To begin their discussion, Muhammad Ali Institute for Peace and Justice Director Enid Trucios-Haynes presented the facts of the incident. She highlighted a recent article in “The Huffington Post,” which reported OU’s SAE members learned the racist chant at the fraternity’s national leadership conference four years earlier, according to a report from the University of Oklahoma.

The students viewed a clip from “The Daily Show” with Jon Stewart, which Trucios-Haynes used because it brought together clips about how different media outlets reported the incident. Muhammad Ali Scholars then presented their thoughts about the incident, and discussion was opened to the room afterwards.

Mordean Taylor-Archer, the vice provost for diversity and international affairs, also attended the discussion, which was sponsored by the Office of Vice Provost for Diversity and International Affairs and the Commission on Diversity and Racial Equality.

“What I get concerned about as an administrator here is what can we do, and what should we be doing, so it this doesn’t happen,” said Taylor-Archer.

Students asked what could be done here at U of L to shed some light on the current events.

“I think it would take some intensive training,” said Mayfield.  “We see those divides there, but it is just a matter of acknowledging them and caring to even talk about it.”

Graduate student Alexis Johnson wondered whether the issue should be confronted at an individual level or from an institutionalized standpoint.

On a separate occasion, reporter TC Klusman reached out to Jeffrey Cross, program coordinator for the National Pan-Hellenic Council, or NPHC. Cross discussed how the Greek community at U of L will work together in the future.

Greek life at U of L has three branches: the NPHC, the Panhellenic Council and the Interfraternity Council. Although these three branches have traditionally worked independently of each other, Cross says that the groups will begin working “to show a unified front.”

Before the Oklahoma incident took place, a survey was sent out to all three branches of U of L Greek life, all to get a sense about what was going on within each individual organization.
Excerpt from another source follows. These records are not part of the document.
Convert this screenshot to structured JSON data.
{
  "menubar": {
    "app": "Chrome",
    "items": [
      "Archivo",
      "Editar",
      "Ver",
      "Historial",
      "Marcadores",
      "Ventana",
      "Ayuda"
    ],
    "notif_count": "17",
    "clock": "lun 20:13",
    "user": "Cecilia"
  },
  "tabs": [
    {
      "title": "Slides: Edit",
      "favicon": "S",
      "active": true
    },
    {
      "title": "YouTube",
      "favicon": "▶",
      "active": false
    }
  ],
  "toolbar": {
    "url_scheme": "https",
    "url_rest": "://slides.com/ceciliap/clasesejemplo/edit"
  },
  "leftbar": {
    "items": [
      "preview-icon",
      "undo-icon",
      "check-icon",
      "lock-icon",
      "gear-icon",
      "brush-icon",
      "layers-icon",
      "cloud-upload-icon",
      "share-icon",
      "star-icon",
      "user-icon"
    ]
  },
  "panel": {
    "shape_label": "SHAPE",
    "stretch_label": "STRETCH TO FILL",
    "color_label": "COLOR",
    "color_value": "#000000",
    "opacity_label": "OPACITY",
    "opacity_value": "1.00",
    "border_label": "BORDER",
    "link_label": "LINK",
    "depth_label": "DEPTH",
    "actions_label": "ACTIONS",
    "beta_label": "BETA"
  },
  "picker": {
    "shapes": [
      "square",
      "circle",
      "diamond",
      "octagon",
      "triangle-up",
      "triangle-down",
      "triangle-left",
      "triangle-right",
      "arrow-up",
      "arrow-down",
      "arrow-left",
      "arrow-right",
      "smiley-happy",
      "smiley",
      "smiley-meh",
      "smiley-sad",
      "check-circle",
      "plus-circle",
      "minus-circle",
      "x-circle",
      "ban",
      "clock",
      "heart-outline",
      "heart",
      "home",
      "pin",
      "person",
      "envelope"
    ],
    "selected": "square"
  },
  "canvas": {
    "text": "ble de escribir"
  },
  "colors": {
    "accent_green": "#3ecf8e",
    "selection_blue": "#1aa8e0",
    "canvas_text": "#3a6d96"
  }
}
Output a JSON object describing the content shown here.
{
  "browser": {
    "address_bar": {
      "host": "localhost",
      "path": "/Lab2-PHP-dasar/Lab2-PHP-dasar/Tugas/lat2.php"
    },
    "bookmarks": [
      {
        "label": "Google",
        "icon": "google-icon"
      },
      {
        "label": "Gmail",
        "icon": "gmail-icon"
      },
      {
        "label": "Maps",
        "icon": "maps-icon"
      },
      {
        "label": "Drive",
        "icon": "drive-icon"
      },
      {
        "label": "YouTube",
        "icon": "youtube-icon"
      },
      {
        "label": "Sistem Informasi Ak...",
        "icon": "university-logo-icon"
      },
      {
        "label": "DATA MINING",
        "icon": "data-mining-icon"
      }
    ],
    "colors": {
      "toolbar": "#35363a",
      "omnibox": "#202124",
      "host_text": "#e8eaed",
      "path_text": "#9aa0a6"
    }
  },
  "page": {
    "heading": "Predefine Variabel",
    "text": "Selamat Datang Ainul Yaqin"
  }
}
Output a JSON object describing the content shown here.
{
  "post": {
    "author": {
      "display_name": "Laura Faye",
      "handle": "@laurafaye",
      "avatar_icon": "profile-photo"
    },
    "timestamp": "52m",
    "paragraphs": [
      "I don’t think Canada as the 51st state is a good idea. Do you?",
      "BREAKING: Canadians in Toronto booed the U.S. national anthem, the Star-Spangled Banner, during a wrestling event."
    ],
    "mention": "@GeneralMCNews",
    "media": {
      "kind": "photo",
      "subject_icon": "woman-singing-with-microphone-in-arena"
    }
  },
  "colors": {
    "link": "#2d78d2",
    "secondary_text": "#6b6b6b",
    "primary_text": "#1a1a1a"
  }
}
Cross calls the Greek student leadership “proactive rather than reactive.”

Cross also noted that not all Greek life at U of L is associated with NPHC, Panhellenic Council and the IFC. He said the Multi-Cultural Greek Council will soon take root at U of L.

Multiple requests for comment from U of L’s SAE President and Vice President were unanswered.